## What the task requires
Search the entries for the word "JSON". Copy every line where it turns up.

## Data excerpts
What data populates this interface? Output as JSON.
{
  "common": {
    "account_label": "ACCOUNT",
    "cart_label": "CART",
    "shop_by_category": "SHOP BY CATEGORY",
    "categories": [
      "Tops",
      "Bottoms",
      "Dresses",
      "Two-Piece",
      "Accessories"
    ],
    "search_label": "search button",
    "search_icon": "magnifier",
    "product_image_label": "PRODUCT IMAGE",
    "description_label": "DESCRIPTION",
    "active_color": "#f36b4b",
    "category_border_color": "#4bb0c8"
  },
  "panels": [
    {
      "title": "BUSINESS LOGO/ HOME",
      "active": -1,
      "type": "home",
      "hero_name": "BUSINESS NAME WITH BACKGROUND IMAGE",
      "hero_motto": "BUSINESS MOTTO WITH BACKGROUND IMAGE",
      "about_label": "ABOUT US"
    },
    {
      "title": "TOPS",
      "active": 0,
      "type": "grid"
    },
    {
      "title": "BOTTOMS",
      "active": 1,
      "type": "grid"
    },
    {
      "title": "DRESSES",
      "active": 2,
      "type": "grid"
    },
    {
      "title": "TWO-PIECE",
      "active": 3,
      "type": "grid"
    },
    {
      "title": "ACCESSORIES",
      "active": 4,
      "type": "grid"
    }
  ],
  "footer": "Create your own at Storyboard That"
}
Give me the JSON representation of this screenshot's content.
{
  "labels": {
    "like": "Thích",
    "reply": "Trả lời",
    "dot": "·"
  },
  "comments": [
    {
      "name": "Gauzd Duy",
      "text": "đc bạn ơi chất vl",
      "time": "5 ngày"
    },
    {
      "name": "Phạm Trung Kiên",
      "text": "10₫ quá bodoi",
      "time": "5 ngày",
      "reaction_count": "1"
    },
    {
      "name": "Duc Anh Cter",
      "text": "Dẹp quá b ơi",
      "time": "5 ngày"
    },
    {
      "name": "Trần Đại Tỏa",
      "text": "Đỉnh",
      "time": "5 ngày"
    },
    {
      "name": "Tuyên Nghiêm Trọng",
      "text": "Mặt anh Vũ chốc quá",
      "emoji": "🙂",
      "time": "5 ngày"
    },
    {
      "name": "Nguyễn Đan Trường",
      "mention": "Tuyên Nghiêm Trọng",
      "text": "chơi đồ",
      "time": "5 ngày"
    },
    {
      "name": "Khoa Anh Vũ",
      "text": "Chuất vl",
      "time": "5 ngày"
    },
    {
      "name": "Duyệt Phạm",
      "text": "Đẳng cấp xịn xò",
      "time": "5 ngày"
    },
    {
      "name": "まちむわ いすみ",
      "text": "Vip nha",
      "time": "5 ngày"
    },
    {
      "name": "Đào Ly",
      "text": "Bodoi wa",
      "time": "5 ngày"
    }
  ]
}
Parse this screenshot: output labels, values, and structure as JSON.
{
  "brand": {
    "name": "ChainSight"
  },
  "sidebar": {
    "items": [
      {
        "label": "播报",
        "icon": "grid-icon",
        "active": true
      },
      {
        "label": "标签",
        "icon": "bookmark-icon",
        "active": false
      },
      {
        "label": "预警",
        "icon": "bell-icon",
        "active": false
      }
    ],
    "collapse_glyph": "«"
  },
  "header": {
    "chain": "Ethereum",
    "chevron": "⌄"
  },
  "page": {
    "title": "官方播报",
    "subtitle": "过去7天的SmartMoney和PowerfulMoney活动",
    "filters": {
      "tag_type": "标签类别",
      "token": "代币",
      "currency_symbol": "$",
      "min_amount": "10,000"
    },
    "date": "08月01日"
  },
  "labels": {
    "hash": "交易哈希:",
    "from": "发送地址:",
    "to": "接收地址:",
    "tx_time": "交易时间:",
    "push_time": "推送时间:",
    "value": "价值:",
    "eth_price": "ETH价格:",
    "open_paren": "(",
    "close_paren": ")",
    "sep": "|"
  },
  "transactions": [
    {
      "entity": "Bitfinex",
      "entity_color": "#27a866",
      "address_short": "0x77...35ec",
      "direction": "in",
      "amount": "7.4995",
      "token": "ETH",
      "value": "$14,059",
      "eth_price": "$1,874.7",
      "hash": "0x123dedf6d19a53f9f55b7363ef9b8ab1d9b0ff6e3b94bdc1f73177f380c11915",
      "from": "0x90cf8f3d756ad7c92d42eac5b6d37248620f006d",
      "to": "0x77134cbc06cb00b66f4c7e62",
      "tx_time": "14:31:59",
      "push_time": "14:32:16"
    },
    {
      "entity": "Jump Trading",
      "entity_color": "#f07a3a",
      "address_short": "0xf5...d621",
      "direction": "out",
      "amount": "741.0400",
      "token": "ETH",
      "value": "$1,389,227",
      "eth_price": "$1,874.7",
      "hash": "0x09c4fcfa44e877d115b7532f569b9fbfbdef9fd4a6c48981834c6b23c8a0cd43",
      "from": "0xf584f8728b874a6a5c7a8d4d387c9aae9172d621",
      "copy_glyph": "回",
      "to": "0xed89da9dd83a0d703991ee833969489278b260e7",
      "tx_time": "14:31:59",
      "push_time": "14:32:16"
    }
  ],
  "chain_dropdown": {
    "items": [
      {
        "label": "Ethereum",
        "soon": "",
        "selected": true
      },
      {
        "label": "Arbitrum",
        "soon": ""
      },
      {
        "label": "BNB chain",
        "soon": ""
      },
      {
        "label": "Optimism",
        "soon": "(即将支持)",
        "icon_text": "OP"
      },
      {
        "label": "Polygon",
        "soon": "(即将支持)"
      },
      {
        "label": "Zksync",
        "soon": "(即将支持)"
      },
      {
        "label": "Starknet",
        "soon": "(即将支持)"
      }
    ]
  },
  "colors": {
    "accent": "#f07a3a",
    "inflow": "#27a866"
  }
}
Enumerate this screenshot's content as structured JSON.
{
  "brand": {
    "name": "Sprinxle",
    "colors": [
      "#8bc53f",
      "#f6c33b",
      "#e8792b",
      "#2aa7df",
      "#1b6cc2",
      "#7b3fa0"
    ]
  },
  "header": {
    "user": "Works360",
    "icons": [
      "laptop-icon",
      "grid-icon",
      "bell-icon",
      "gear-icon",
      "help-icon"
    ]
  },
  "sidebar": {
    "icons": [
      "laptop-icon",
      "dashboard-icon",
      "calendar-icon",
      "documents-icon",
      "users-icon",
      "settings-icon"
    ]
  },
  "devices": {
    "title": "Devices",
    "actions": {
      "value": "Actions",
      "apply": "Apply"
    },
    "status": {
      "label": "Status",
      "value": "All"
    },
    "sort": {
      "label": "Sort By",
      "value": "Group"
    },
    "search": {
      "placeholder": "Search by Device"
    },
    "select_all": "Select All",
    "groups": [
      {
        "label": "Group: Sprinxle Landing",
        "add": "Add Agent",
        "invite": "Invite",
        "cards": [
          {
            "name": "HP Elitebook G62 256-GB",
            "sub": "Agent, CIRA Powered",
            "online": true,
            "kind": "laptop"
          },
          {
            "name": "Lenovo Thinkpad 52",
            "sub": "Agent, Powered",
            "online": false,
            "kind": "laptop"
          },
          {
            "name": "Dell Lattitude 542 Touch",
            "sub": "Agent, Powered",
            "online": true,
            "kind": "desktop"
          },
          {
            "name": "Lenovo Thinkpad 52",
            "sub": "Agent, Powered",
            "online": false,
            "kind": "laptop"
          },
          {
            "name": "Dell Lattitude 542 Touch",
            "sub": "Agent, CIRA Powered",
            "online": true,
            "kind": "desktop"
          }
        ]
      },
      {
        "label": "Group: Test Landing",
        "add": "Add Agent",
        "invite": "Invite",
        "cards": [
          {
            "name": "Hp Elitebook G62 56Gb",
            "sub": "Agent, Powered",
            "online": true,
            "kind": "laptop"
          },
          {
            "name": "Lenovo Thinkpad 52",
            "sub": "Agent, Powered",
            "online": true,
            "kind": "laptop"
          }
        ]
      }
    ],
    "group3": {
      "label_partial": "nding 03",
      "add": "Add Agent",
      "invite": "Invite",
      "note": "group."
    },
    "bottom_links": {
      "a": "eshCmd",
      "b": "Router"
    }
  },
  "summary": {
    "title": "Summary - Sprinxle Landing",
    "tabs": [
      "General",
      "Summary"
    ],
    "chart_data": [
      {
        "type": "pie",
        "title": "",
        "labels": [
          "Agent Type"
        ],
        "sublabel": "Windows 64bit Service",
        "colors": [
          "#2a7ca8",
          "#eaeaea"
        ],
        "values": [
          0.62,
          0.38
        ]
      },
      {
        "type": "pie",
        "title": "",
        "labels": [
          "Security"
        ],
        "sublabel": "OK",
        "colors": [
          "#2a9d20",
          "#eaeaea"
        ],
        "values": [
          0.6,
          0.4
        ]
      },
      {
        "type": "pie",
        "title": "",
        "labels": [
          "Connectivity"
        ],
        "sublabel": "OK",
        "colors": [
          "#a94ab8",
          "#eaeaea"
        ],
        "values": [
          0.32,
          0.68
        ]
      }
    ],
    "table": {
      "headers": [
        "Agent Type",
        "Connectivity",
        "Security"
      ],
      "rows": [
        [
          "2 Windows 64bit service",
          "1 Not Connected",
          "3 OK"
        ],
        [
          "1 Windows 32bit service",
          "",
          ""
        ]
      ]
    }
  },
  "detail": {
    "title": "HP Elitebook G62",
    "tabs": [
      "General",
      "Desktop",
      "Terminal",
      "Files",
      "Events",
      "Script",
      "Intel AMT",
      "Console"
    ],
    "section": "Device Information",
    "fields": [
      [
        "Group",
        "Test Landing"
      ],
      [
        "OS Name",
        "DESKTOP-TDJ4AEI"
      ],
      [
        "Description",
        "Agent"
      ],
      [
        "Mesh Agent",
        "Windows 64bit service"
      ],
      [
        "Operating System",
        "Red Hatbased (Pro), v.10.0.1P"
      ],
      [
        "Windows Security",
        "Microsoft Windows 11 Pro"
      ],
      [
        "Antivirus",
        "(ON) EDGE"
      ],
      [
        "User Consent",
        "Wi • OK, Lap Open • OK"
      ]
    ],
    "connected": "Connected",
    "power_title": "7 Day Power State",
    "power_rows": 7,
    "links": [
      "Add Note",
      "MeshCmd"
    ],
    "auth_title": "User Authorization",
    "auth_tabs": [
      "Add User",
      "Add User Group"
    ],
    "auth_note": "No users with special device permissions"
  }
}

## Task solution
What data populates this interface? Output as JSON.
Give me the JSON representation of this screenshot's content.
Parse this screenshot: output labels, values, and structure as JSON.
Enumerate this screenshot's content as structured JSON.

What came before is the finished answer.